◆ What the task requires ◆
Reproduce every line that appears below, precisely and completely.

◆ Provided data ◆

________________________________________

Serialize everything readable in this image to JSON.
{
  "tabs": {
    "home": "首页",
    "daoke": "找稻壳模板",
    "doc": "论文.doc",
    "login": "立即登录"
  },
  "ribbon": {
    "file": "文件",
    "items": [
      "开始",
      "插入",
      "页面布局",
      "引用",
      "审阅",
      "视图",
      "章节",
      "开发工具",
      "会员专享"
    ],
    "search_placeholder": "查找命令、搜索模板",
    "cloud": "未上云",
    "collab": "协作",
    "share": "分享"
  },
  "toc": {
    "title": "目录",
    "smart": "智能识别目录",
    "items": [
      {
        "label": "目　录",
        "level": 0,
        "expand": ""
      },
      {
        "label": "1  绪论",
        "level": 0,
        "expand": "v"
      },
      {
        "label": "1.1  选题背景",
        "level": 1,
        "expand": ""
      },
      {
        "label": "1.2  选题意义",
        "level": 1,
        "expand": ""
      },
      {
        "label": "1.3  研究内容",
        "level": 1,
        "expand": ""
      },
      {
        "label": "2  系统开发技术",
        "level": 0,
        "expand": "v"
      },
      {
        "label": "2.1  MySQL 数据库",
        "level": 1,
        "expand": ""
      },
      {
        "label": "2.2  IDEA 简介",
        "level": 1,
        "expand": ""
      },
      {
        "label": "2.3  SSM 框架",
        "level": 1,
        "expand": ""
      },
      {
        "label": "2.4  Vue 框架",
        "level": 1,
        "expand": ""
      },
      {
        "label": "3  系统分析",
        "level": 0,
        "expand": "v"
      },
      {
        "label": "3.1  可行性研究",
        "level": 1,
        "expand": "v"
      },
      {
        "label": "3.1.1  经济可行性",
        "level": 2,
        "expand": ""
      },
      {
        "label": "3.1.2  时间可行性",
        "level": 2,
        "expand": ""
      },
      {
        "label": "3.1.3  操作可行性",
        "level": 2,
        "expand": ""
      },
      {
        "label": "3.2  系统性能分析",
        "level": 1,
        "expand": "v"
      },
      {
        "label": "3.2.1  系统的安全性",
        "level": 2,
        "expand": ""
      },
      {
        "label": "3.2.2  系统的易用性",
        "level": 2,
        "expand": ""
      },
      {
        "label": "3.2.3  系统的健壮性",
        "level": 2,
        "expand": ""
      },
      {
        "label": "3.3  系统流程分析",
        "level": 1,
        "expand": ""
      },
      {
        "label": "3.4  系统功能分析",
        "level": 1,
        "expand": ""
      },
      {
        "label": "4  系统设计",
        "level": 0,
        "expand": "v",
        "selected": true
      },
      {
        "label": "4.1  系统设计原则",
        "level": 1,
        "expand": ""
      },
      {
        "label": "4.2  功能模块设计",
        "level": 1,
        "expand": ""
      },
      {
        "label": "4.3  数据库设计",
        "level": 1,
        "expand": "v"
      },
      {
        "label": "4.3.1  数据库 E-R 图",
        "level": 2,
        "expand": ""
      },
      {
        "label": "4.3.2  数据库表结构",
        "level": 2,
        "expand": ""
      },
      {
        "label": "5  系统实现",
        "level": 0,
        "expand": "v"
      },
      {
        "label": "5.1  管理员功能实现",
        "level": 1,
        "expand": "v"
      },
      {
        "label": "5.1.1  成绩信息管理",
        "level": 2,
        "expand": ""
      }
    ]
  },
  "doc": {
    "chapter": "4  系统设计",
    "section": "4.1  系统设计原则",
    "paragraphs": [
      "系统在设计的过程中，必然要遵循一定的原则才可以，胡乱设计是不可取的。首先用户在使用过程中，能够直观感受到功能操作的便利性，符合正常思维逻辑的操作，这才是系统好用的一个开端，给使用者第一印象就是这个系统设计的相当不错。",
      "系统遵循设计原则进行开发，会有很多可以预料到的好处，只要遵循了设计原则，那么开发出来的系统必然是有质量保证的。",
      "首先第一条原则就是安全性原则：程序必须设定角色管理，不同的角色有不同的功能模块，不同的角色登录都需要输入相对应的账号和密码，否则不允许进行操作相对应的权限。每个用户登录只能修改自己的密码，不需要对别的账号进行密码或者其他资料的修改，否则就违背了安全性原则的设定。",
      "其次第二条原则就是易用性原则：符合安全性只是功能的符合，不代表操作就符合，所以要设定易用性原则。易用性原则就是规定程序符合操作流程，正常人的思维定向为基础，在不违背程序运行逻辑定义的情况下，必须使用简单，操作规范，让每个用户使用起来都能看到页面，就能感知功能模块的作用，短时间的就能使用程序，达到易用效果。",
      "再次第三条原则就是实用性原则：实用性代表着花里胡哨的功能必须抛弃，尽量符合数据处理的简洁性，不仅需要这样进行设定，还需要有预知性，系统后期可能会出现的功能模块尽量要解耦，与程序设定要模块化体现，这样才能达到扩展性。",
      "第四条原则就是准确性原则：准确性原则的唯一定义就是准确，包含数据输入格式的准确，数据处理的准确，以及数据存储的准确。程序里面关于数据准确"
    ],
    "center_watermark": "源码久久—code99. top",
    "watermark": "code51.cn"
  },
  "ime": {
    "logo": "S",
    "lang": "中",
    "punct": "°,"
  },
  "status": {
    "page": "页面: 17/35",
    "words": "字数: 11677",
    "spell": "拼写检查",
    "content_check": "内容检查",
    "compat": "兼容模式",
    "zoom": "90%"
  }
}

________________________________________

◆ Result for this exercise ◆
Serialize everything readable in this image to JSON.
{
  "tabs": {
    "home": "首页",
    "daoke": "找稻壳模板",
    "doc": "论文.doc",
    "login": "立即登录"
  },
  "ribbon": {
    "file": "文件",
    "items": [
      "开始",
      "插入",
      "页面布局",
      "引用",
      "审阅",
      "视图",
      "章节",
      "开发工具",
      "会员专享"
    ],
    "search_placeholder": "查找命令、搜索模板",
    "cloud": "未上云",
    "collab": "协作",
    "share": "分享"
  },
  "toc": {
    "title": "目录",
    "smart": "智能识别目录",
    "items": [
      {
        "label": "目　录",
        "level": 0,
        "expand": ""
      },
      {
        "label": "1  绪论",
        "level": 0,
        "expand": "v"
      },
      {
        "label": "1.1  选题背景",
        "level": 1,
        "expand": ""
      },
      {
        "label": "1.2  选题意义",
        "level": 1,
        "expand": ""
      },
      {
        "label": "1.3  研究内容",
        "level": 1,
        "expand": ""
      },
      {
        "label": "2  系统开发技术",
        "level": 0,
        "expand": "v"
      },
      {
        "label": "2.1  MySQL 数据库",
        "level": 1,
        "expand": ""
      },
      {
        "label": "2.2  IDEA 简介",
        "level": 1,
        "expand": ""
      },
      {
        "label": "2.3  SSM 框架",
        "level": 1,
        "expand": ""
      },
      {
        "label": "2.4  Vue 框架",
        "level": 1,
        "expand": ""
      },
      {
        "label": "3  系统分析",
        "level": 0,
        "expand": "v"
      },
      {
        "label": "3.1  可行性研究",
        "level": 1,
        "expand": "v"
      },
      {
        "label": "3.1.1  经济可行性",
        "level": 2,
        "expand": ""
      },
      {
        "label": "3.1.2  时间可行性",
        "level": 2,
        "expand": ""
      },
      {
        "label": "3.1.3  操作可行性",
        "level": 2,
        "expand": ""
      },
      {
        "label": "3.2  系统性能分析",
        "level": 1,
        "expand": "v"
      },
      {
        "label": "3.2.1  系统的安全性",
        "level": 2,
        "expand": ""
      },
      {
        "label": "3.2.2  系统的易用性",
        "level": 2,
        "expand": ""
      },
      {
        "label": "3.2.3  系统的健壮性",
        "level": 2,
        "expand": ""
      },
      {
        "label": "3.3  系统流程分析",
        "level": 1,
        "expand": ""
      },
      {
        "label": "3.4  系统功能分析",
        "level": 1,
        "expand": ""
      },
      {
        "label": "4  系统设计",
        "level": 0,
        "expand": "v",
        "selected": true
      },
      {
        "label": "4.1  系统设计原则",
        "level": 1,
        "expand": ""
      },
      {
        "label": "4.2  功能模块设计",
        "level": 1,
        "expand": ""
      },
      {
        "label": "4.3  数据库设计",
        "level": 1,
        "expand": "v"
      },
      {
        "label": "4.3.1  数据库 E-R 图",
        "level": 2,
        "expand": ""
      },
      {
        "label": "4.3.2  数据库表结构",
        "level": 2,
        "expand": ""
      },
      {
        "label": "5  系统实现",
        "level": 0,
        "expand": "v"
      },
      {
        "label": "5.1  管理员功能实现",
        "level": 1,
        "expand": "v"
      },
      {
        "label": "5.1.1  成绩信息管理",
        "level": 2,
        "expand": ""
      }
    ]
  },
  "doc": {
    "chapter": "4  系统设计",
    "section": "4.1  系统设计原则",
    "paragraphs": [
      "系统在设计的过程中，必然要遵循一定的原则才可以，胡乱设计是不可取的。首先用户在使用过程中，能够直观感受到功能操作的便利性，符合正常思维逻辑的操作，这才是系统好用的一个开端，给使用者第一印象就是这个系统设计的相当不错。",
      "系统遵循设计原则进行开发，会有很多可以预料到的好处，只要遵循了设计原则，那么开发出来的系统必然是有质量保证的。",
      "首先第一条原则就是安全性原则：程序必须设定角色管理，不同的角色有不同的功能模块，不同的角色登录都需要输入相对应的账号和密码，否则不允许进行操作相对应的权限。每个用户登录只能修改自己的密码，不需要对别的账号进行密码或者其他资料的修改，否则就违背了安全性原则的设定。",
      "其次第二条原则就是易用性原则：符合安全性只是功能的符合，不代表操作就符合，所以要设定易用性原则。易用性原则就是规定程序符合操作流程，正常人的思维定向为基础，在不违背程序运行逻辑定义的情况下，必须使用简单，操作规范，让每个用户使用起来都能看到页面，就能感知功能模块的作用，短时间的就能使用程序，达到易用效果。",
      "再次第三条原则就是实用性原则：实用性代表着花里胡哨的功能必须抛弃，尽量符合数据处理的简洁性，不仅需要这样进行设定，还需要有预知性，系统后期可能会出现的功能模块尽量要解耦，与程序设定要模块化体现，这样才能达到扩展性。",
      "第四条原则就是准确性原则：准确性原则的唯一定义就是准确，包含数据输入格式的准确，数据处理的准确，以及数据存储的准确。程序里面关于数据准确"
    ],
    "center_watermark": "源码久久—code99. top",
    "watermark": "code51.cn"
  },
  "ime": {
    "logo": "S",
    "lang": "中",
    "punct": "°,"
  },
  "status": {
    "page": "页面: 17/35",
    "words": "字数: 11677",
    "spell": "拼写检查",
    "content_check": "内容检查",
    "compat": "兼容模式",
    "zoom": "90%"
  }
}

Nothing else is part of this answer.